Digital transformation / Going paperless
For a long time now, the law has provided tools enabling legally effective transactions to be performed without the need for paper or for the parties to be present in person (it is sufficient to exchange a qualified electronic signature or eID). We can also see a strong trend towards communicating solely via digital channels, with respect to various types of registration and reporting to public authorities.
Nevertheless, research indicates that a large number of companies are still at the beginning of their journey to full digital transformation. Although the potential is immense and constantly growing, the number of difficult legal issues related to a company’s entry into the digital world is also increasing.
In addition to provisions that specifically regulate a given market area, there are also universal issues which still remain problematic, such as, for example: the evidentiary value of electronic communication, the legal nature of technologically advanced tools such as blockchain, and liability in the digital world (including the definition and meaning of digital damage).
For a digital transformation to be successful, the legal aspects always need to be taken into account. It cannot be denied that the law determines the shape of modern business – sometimes it creates obstacles, but on the other hand it also opens up a whole spectrum of opportunities.
Green (r)evolution – nearly zero-energy buildings
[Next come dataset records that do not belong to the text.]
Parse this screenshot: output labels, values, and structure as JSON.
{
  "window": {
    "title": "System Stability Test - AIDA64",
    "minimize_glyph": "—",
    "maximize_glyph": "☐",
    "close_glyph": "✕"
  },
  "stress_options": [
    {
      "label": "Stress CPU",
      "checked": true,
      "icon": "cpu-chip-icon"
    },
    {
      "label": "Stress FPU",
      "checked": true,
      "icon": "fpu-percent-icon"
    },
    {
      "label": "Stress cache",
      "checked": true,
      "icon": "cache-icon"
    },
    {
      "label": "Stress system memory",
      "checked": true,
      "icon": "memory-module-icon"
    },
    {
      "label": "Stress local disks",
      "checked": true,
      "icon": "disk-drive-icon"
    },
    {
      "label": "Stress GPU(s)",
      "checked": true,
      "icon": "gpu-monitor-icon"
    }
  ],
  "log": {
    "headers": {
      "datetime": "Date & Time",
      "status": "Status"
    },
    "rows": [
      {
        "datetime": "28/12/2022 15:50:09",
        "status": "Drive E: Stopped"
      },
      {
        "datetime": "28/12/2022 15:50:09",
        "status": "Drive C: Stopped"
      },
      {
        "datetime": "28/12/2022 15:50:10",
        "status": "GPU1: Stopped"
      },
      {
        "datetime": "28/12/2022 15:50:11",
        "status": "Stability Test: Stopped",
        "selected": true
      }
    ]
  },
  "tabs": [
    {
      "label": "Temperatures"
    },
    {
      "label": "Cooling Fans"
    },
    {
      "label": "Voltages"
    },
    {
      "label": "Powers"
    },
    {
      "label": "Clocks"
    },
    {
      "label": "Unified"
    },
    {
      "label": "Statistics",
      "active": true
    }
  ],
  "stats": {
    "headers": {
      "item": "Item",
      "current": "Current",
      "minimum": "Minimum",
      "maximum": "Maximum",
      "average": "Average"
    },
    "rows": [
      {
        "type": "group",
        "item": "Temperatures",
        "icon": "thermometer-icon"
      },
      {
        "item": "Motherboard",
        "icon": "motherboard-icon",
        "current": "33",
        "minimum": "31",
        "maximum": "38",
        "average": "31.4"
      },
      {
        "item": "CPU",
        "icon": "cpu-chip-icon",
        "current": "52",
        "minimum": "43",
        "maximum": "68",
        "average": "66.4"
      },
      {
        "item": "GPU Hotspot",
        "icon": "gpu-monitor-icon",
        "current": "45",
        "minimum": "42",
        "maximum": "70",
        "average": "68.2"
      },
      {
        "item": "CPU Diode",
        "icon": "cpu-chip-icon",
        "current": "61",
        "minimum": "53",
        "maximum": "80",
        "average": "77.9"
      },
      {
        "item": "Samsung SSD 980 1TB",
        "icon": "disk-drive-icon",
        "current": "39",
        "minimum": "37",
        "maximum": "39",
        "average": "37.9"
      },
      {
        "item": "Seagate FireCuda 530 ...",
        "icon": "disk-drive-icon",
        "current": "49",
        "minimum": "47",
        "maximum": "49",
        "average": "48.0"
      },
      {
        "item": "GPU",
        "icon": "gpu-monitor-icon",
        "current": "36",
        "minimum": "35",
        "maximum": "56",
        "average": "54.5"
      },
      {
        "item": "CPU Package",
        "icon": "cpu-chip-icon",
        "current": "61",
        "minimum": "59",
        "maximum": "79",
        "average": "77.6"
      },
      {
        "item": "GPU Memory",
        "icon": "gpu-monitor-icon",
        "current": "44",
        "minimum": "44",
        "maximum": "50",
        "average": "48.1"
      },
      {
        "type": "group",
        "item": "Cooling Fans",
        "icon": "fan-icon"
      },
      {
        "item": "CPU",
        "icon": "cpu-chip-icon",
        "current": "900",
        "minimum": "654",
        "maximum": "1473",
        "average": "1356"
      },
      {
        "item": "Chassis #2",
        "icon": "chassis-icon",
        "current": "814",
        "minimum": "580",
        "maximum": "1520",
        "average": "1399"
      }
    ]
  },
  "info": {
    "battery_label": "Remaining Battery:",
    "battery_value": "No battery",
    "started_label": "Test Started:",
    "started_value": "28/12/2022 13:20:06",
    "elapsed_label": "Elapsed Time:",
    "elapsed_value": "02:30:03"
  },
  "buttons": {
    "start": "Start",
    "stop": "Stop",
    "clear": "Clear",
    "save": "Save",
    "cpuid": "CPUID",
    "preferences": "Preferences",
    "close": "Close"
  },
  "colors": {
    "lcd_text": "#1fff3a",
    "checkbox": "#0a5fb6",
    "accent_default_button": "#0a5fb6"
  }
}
Buildings account for 40% of energy consumption in the European Union and 36% of CO2 emissions. A sustainable approach on the real estate market has become a must, and investors are increasingly likely to look at the measurable benefits of eco-friendly construction.
EU and national regulations alike are aimed at increasing the energy efficiency of buildings. Investors will only have a year to adapt to the more restrictive low-energy requirements – as new technical conditions will come into effect from January 2021.
Poland is the building certification leader in the CEE region (with more than half of the certified buildings located in Poland).
However, many buildings are still characterised by low energy efficiency. There is also still a lot to be done in terms of the use of buildings, including the cooperation between the building owner and manager, and the tenant. This is being addressed by the so-called “green leases”, which are popular in other countries and now slowly entering the Polish market as well, as they are intended to reduce the negative environmental impact of the use of buildings.
The green (r)evolution will change the real estate market both next year and also in the years to come.
The United Kingdom’s exit from the European Union will represent a fundamental change in the functioning of the Community market. The existing unification of the basic rules for conducting business activities in the countries of the EU ensured that locating certain corporate processes in the UK, or conducting activities directly within the British Isles, could be done smoothly and in an unrestricted way.
The UK’s exit from the common regulatory and customs area will mean that companies with links to the United Kingdom, e.g. those with companies incorporated in the UK which form part of their commercial, production or service structures, will need to ensure that on the exit date all the certification, location and tax requirements related to the status of cooperation with a third country are met.
Considering the uncertainty as to the final form of Brexit, and the still very real risk of a no-deal exit for the UK, entrepreneurs must take the necessary preparatory and preventive steps and continue to monitor political developments on an ongoing basis.